i don't believe that authority should automatically be obeyed.
i don't believe that initial obedience automatically means Authority has the right to unfettered abuse in the future.
i don't believe in chaos and anarchy either.
but is it just me or is there something something in the air - a change in our social training that is repeatedly demonstrating that one must obey Authority or suffer to consequences, even for something like dropping cake? do you want to live in a society like that?
(but you know they're in for it. it's going to be a siege on the clinic, the employees and the women who use their comprehensive reproductive health services.)
Monday, October 01, 2007

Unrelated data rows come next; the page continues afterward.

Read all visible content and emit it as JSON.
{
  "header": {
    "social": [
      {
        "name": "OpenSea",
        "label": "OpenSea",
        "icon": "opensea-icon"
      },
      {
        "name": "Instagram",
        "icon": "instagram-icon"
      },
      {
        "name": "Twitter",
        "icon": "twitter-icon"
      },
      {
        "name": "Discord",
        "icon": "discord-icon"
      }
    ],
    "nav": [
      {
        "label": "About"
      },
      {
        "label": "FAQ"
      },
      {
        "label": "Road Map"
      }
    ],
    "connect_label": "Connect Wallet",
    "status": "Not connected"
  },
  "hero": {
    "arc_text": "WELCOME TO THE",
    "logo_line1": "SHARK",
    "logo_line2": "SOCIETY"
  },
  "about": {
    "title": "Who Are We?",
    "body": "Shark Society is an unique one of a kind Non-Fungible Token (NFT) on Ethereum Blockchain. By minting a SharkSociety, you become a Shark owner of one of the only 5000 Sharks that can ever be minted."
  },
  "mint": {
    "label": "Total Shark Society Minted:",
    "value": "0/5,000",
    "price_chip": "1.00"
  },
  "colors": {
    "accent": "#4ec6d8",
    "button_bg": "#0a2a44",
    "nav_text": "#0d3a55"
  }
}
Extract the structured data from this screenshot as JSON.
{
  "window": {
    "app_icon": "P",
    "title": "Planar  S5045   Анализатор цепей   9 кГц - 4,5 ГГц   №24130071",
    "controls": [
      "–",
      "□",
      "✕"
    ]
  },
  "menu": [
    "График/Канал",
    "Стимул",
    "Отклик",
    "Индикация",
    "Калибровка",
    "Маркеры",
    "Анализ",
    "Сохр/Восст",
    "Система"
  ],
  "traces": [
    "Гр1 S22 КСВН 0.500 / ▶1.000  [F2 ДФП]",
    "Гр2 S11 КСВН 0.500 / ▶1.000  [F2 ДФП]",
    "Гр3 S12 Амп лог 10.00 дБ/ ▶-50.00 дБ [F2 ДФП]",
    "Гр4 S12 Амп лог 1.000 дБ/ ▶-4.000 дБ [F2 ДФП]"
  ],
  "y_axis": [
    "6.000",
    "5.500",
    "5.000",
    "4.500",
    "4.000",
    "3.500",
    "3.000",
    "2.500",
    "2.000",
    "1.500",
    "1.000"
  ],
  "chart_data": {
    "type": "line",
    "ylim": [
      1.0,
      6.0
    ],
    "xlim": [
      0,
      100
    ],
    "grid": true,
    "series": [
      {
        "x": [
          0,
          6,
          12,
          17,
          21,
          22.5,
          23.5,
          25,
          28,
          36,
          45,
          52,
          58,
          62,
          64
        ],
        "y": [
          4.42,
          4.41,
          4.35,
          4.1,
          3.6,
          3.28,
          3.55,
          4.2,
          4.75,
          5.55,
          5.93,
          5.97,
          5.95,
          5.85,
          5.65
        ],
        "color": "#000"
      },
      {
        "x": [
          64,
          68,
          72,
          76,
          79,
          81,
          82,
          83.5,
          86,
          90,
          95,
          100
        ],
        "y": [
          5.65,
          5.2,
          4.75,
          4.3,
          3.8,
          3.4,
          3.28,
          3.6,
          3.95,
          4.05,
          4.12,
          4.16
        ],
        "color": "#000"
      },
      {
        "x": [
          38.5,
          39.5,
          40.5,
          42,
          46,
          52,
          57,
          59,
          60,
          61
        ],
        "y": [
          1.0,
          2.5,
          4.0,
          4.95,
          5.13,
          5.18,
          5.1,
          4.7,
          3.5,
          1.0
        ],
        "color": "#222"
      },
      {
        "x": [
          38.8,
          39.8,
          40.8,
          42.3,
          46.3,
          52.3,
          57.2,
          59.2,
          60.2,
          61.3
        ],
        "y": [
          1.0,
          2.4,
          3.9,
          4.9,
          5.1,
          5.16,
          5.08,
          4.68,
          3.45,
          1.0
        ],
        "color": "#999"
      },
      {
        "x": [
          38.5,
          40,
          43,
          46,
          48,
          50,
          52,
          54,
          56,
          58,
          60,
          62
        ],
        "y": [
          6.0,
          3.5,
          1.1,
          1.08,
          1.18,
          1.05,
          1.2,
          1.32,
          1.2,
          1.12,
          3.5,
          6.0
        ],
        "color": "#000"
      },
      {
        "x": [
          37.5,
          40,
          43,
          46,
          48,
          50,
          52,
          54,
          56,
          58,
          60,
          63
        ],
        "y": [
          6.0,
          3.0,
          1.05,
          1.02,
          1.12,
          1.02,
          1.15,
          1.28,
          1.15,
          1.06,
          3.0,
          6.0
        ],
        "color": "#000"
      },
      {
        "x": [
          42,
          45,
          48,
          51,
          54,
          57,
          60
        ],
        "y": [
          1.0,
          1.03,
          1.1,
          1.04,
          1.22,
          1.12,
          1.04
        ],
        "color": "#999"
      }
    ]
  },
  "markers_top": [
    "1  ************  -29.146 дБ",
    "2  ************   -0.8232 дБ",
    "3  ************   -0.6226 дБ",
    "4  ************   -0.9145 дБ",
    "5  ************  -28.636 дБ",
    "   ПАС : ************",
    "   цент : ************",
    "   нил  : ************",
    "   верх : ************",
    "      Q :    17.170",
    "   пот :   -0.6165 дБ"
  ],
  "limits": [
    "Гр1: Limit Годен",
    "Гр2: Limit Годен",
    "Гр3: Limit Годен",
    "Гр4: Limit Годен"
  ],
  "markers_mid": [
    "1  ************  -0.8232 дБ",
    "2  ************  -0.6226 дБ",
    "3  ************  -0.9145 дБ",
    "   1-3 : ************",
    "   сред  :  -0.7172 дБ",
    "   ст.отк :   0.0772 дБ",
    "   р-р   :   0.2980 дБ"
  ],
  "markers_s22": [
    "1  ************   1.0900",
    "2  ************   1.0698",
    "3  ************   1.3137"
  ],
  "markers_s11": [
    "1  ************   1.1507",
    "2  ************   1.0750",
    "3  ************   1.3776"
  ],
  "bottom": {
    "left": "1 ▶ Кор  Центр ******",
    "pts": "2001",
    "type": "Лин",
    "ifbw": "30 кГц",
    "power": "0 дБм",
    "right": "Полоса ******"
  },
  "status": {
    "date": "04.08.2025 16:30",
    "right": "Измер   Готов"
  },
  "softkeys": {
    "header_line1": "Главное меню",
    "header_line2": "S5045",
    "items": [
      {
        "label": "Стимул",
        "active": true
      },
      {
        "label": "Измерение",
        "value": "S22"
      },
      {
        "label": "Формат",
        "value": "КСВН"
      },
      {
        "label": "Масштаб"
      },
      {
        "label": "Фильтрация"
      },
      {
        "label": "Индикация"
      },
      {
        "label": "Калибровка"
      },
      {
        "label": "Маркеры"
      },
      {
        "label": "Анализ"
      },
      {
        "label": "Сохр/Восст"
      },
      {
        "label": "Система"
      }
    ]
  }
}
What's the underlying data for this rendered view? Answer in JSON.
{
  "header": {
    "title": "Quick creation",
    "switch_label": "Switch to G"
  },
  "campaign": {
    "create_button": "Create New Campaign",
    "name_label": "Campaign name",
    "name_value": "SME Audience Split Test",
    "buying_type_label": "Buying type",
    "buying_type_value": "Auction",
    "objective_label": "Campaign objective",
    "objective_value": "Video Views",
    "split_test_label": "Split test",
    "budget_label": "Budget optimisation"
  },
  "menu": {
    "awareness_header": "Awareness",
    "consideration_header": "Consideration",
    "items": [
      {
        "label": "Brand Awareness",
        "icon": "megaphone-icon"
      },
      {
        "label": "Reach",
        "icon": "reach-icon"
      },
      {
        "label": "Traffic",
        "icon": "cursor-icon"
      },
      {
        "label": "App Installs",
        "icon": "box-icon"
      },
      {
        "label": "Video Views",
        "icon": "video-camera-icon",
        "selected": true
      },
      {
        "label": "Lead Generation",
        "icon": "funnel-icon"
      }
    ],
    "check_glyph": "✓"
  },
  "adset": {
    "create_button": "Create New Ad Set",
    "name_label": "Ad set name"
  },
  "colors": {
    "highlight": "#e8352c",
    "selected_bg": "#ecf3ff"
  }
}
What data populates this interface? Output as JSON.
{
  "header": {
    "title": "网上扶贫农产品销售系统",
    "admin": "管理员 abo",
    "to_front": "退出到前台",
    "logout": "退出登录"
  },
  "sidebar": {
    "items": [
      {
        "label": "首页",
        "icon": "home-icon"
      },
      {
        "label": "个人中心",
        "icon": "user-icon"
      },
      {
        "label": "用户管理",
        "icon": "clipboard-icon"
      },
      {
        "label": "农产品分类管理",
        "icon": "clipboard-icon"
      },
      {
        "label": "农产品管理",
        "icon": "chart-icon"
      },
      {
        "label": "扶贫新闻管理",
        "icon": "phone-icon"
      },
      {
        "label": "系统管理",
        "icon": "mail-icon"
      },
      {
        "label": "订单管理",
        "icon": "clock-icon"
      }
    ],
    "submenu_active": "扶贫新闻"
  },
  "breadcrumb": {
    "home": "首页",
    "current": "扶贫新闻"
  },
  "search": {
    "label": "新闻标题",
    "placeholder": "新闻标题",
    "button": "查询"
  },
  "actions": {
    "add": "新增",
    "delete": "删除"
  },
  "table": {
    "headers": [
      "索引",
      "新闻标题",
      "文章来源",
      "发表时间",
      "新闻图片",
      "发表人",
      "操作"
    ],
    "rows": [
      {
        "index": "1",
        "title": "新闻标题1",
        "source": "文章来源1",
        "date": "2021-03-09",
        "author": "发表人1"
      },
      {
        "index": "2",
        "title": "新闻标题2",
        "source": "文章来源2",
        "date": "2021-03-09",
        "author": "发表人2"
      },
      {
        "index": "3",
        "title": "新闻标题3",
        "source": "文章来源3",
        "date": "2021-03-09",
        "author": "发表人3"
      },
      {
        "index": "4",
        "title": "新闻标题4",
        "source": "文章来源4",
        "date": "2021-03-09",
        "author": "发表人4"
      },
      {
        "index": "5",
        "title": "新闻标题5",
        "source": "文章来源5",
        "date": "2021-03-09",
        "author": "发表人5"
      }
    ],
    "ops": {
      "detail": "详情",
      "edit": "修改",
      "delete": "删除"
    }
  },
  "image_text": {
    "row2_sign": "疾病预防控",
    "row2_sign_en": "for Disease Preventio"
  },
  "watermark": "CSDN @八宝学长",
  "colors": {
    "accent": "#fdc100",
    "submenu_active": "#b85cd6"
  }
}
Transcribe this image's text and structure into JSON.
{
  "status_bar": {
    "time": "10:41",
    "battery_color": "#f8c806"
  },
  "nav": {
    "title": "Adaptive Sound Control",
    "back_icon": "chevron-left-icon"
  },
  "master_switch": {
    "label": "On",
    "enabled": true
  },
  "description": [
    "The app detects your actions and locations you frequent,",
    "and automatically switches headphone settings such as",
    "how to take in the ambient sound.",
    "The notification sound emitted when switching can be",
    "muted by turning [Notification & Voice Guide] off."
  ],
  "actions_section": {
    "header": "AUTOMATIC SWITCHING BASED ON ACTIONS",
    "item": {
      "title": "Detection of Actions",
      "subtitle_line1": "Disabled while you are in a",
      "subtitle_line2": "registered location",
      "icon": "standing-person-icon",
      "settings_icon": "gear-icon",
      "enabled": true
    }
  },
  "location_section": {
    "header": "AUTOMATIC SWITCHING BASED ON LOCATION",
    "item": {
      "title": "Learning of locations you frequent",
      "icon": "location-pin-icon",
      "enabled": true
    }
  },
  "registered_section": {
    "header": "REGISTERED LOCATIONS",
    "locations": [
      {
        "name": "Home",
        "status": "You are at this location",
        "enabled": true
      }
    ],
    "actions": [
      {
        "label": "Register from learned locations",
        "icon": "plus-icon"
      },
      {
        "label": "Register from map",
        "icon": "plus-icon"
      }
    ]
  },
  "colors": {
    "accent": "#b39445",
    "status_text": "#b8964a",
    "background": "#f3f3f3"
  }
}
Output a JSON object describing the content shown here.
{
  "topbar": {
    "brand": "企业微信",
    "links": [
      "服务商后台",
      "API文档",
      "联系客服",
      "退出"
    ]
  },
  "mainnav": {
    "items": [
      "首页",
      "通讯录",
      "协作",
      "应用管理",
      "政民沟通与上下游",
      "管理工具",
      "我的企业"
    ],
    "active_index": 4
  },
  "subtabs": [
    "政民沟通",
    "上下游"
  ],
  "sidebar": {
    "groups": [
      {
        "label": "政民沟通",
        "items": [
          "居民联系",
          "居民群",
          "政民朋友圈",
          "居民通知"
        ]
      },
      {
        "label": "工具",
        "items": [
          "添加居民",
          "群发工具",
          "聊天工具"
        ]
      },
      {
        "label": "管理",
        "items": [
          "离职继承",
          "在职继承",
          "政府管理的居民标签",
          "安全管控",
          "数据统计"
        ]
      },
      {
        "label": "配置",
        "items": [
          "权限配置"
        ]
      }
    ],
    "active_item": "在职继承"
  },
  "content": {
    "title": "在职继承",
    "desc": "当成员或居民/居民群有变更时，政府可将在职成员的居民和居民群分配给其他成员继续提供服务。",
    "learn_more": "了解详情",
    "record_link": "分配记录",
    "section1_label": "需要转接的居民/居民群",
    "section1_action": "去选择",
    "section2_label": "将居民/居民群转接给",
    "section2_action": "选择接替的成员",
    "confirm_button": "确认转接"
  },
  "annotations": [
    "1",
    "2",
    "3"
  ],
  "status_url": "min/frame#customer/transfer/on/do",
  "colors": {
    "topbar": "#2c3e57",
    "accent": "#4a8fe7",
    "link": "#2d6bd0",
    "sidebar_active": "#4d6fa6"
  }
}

for the first time, i'm on birth control. when i was 18 i was briefly on the Pill to regulate my irregular and heavy periods. now, almost two decades later, i'm back on it. Seasonique is my new best friend. and each prescription roughly costs about $140.
i'm not on birth control simply to prevent pregnancy (though that's an added bonus). seasonique is preventing ovulation to assist in the shrinkage of my fibroid and to give me more of a chance to increase my iron levels - which would be dangerously low if i continued to ovulate and bleed every month.
what if i couldn't afford to buy Seasonique? i'd be screwed. my doctor and i would be in a tough spot - i'd keep ovulating and bleeding, my fibroid could possibly get bigger and more unstable and my anemia would continue unabated, affecting my overall health in a very dangerous way.
for social conservatives who think every woman is just like any other and all reproductive health issues are all the same, and simple, my being able to buy my prescription of Seasonique is no big deal. to some extent, it's not, really. i'm middle class, employed and have great health benefits through my employer. the odds of my not being able to afford a prescription for my birth control is fairly low. but what if i lose my job? what if my job changes? what about other women - what about women in the service industry who most likely don't have comprehensive health care plans, women who are working poor, or student women?
but the paucity of social conservative's rhetoric is patently unthoughtful: 'don't have sex' is their solution to complicated problems like access and, somehow, women who want to control their fertility or must depend on medication to address a reproductive health situation are 'irresponsible.' for these people, living like a religious celibate or 'letting nature, sickness and illness' run its course is preferred to prevention.
birth control has become the newest battle to control women's autonomy and i don't think women (any woman) can afford to be complacent about it. think about what life was like for women before the Pill - no, do more than think about it. research it. look at the laws and policies governing women's bodies before the Pill became available to women and think about what changes that brought to women's lives.